We’re on a quest to put healthcare analytics within reach and foster collaboration within our clients. We need people who want to go on that quest with us and are passionate about making big data accessible. Can you internalize the customer’s challenge and work towards a pragmatic solution?  

As an example, Matt Brown, one of our principal engineers, joined us four years ago with a combination of computer science and statistics in his background. He didn’t start with a big data background but developed an intuition about solving data problems and a knack for understanding where customers are struggling with their data. We are looking for many experienced software, ML and data engineers to join our team. We look for engineers who are pragmatic, eager to learn and want to solve problems for customers with their code.  


How do you create a team feeling among your engineers? Lunch? Nicknames? Does the team do activities together outside of work? Give us some details.

Our culture is centered on collaboration, teamwork and fun. For example, our upcoming company meeting is being held on a cruise in Boston Harbor (a request from one of our engineers). We’ve hosted pub crawls, organized outings and regular lunch-and-learns and are always looking for the next great idea. We just moved into a new office space right in Post Office Square. Our new office space is perfect for team collaboration. The open floor plan for the engineering department allows for easy access to people at all levels of the team. 


Boston startup guides

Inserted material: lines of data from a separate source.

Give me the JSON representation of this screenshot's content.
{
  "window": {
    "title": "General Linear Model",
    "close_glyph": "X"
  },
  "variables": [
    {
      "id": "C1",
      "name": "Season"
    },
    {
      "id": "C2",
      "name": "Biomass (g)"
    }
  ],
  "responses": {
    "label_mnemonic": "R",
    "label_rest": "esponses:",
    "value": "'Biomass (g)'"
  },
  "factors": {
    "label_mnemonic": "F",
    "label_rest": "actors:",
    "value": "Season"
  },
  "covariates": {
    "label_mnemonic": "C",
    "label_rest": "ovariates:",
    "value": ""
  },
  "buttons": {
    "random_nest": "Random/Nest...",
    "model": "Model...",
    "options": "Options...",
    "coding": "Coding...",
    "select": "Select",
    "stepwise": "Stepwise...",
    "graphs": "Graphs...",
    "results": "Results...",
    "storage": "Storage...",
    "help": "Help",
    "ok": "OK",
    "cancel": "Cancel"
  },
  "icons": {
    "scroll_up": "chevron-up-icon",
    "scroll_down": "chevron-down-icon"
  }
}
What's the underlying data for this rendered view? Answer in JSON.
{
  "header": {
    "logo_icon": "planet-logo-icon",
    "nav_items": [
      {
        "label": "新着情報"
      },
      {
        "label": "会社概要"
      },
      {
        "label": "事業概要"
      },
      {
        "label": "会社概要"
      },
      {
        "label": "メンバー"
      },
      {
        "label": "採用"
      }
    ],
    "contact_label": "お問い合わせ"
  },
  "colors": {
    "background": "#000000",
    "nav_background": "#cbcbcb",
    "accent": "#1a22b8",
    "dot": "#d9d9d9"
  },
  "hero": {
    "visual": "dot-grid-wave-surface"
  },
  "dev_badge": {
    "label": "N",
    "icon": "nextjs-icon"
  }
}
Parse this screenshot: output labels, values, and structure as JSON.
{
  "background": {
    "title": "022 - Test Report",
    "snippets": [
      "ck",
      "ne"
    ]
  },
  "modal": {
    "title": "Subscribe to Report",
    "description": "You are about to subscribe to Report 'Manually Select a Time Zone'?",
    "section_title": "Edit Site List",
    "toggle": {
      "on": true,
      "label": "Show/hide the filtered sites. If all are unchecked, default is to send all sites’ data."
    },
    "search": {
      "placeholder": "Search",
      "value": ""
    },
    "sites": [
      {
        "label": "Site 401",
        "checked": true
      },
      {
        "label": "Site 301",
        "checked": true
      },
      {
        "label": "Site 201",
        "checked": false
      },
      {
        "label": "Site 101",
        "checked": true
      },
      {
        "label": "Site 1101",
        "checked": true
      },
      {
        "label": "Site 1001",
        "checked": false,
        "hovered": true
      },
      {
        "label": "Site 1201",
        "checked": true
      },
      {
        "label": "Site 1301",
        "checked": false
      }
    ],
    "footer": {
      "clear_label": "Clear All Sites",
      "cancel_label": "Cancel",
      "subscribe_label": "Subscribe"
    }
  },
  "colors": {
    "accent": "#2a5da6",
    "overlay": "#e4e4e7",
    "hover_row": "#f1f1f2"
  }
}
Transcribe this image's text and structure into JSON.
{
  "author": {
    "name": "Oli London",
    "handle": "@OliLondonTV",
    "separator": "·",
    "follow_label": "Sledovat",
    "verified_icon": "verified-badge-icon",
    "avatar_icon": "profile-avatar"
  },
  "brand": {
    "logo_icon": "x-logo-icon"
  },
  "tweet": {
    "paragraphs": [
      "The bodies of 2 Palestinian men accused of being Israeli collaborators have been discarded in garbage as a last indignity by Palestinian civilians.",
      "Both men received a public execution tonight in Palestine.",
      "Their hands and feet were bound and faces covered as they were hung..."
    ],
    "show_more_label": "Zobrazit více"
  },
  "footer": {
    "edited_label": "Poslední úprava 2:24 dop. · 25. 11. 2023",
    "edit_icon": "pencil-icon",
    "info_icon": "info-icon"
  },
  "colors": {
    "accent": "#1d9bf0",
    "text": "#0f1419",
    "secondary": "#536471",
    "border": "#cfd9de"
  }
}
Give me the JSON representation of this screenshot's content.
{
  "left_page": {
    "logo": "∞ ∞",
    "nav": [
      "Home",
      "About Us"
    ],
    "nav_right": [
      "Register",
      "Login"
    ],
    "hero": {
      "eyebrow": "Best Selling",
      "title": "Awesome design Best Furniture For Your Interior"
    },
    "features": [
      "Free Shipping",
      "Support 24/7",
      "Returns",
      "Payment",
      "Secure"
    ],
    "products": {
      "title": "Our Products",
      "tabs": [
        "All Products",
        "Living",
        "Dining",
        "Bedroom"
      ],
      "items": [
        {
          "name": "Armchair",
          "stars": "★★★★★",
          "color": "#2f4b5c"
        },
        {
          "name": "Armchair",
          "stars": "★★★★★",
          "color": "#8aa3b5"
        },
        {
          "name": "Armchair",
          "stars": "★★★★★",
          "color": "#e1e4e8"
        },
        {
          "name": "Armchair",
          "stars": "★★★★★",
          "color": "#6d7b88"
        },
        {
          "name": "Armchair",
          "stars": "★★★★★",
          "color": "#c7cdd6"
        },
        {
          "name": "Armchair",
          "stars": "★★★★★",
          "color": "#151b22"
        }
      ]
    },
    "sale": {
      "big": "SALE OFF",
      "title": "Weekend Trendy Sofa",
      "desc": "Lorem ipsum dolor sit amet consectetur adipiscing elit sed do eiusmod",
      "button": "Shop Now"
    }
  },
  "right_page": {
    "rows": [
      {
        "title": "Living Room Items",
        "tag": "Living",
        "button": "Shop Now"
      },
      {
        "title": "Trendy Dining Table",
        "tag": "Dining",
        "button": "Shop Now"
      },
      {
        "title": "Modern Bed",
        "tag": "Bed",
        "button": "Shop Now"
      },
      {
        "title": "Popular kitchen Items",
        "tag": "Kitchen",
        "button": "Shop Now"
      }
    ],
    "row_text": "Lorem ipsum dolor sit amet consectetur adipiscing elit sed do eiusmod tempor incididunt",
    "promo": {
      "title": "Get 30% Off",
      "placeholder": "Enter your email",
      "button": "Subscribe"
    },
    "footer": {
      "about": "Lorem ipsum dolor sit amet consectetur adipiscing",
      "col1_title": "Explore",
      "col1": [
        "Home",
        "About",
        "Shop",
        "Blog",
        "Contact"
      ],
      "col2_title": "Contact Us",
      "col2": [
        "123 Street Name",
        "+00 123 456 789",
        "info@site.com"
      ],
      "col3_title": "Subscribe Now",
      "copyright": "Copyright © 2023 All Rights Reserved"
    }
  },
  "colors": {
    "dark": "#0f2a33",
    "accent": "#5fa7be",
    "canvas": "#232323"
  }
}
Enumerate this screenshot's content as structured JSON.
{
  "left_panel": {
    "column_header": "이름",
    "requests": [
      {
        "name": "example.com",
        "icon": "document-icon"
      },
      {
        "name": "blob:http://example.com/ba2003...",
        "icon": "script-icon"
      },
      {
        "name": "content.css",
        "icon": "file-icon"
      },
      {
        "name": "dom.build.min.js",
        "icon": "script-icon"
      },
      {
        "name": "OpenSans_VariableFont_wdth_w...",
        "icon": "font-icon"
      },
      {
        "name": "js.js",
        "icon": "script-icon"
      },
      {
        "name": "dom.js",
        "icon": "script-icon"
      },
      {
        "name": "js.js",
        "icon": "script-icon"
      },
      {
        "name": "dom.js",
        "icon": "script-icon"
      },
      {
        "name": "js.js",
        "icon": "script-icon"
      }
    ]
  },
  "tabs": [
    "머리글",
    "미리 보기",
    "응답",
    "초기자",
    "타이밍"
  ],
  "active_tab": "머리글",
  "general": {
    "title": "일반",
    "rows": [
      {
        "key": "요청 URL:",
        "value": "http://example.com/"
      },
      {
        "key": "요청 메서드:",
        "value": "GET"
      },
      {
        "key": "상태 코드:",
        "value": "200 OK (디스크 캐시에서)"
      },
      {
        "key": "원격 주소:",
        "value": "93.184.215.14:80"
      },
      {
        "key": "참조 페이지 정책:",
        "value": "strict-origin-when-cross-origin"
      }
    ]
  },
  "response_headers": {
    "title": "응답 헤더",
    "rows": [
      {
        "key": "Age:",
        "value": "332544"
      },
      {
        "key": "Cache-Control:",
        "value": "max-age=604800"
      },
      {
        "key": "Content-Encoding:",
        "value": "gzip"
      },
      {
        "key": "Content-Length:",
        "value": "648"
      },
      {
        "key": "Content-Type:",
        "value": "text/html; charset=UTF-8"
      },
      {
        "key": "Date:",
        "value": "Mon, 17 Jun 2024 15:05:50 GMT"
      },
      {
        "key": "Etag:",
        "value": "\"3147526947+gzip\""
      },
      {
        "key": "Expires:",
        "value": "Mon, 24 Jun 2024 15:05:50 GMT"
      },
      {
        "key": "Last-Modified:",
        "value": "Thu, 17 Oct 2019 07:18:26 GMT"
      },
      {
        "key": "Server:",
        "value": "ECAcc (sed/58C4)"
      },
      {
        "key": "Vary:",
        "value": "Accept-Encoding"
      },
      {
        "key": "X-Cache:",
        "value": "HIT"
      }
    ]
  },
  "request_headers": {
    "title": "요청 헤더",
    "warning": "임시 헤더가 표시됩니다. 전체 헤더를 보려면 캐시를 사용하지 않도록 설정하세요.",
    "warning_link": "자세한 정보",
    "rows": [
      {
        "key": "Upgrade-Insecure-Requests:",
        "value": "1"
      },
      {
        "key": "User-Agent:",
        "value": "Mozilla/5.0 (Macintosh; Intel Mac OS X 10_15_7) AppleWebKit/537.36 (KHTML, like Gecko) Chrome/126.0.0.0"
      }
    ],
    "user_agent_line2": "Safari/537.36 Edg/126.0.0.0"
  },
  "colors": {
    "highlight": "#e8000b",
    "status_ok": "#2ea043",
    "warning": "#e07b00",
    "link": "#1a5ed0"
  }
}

Best Companies to Work for in Boston
Best Software Engineer Jobs in Boston
Coolest Tech Offices in Boston
Best Sales Jobs in Boston
Developer Jobs
View 497 jobs
Design + UX Jobs
View 41 jobs
Marketing Jobs
View 78 jobs
Product Jobs
View 78 jobs
Sales Jobs
View 203 jobs
Data Jobs
View 138 jobs